Maybe part of my problem is a desire for structure and constraint, for life to be well-defined. Maybe I'm scared of what might happen when I don't know what's going to happen. The outdoors represents a surfeit of uncertainty - I guess some people are better equipped to deal with that than others.
It feels good to say no to things. What could feel better than the declining of a whole subset of human experience? There is too much choice in this world, too much opportunity, too much to achieve. The world is so full of possibilities! Just Do It! Eat Pray Love! Overshoot The Extreme! Max The Envelope and so on. But because the possibilities are endless, with them comes inevitable regret. We cannot have it all. To shrink a world full of unfulfillable opportunity down and stuff it in a single, well-insulated dwelling is such a relief.
Yes to limiting all this ludicrous desire and ambition. Boil it all down, ball it all up, roll it inside where everything's pleasant and safe and where the dominant mode of interface with the animal kingdom is robot-administered insecticide.
Read books, watch Netflix, talk with people you love, avoid people you love, have a bath, eat good food and bad food, drink mulled wine, concoct extravagant Weetbix-based smoothies, organise friends and family to come over, provide strict parameters for their conversation, play the music of Johann Sebastian Bach AND the late 90s albums of now-defunct Swedish rock band Kent. Inside, you can have it all.
Arrange your environment to fit your particular needs, give birth to children who first destroy it then change it to suit themselves, learn to live with that, wish they would go and play outside, feel frustrated by what may be their genetic tendency not to.
On Sunday afternoons in the 1980s, my dad and I used to drive to Mission Bay and buy very good hot chips from a caravan parked next to the beach. Those chips were so good. We would sit in the car and eat them. I remember many blue sky days but I don't remember once getting out of the car. Sometimes, after getting the chips, we would drive to the Mt Wellington go-kart track and watch the racing from the car.

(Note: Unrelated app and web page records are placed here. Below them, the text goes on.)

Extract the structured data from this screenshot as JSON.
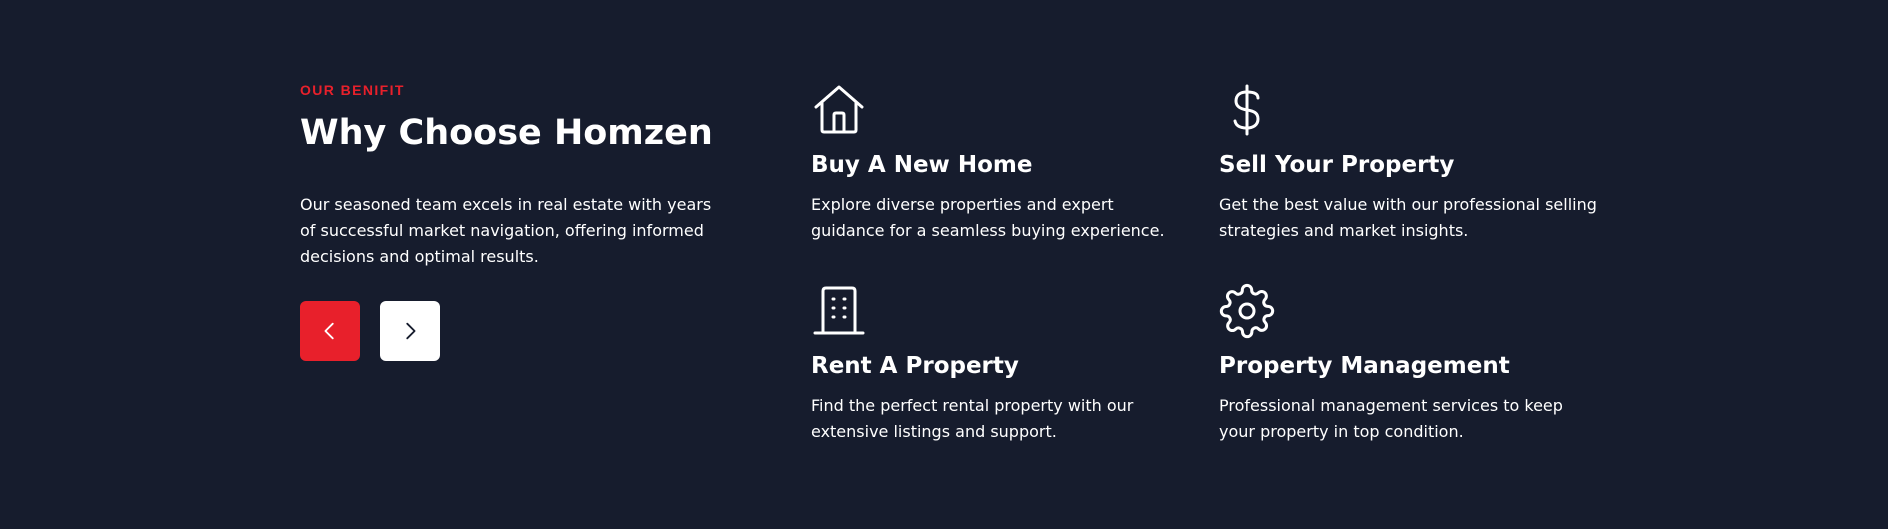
{
  "section": {
    "eyebrow": "OUR BENIFIT",
    "title": "Why Choose Homzen",
    "description": "Our seasoned team excels in real estate with years of successful market navigation, offering informed decisions and optimal results."
  },
  "carousel": {
    "prev_icon": "chevron-left-icon",
    "next_icon": "chevron-right-icon",
    "prev_color": "#e8202b",
    "next_color": "#ffffff"
  },
  "features": [
    {
      "icon": "house-icon",
      "title": "Buy A New Home",
      "description": "Explore diverse properties and expert guidance for a seamless buying experience."
    },
    {
      "icon": "dollar-icon",
      "title": "Sell Your Property",
      "description": "Get the best value with our professional selling strategies and market insights."
    },
    {
      "icon": "building-icon",
      "title": "Rent A Property",
      "description": "Find the perfect rental property with our extensive listings and support."
    },
    {
      "icon": "gear-icon",
      "title": "Property Management",
      "description": "Professional management services to keep your property in top condition."
    }
  ],
  "colors": {
    "background": "#161c2d",
    "accent": "#e8202b",
    "text": "#ffffff"
  }
}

Why did we never get out? Was it me? Was it him? Or was it the interaction of multiple dynamic factors, environmental and non, thrown together like a giant ocean wave, cresting then crashing on a beautiful untouched beach, seen not from the sand, not even from the dunes, but from some safe and comfortable remove - dry, sheltered, safe, temperature-controlled - preferably using binoculars.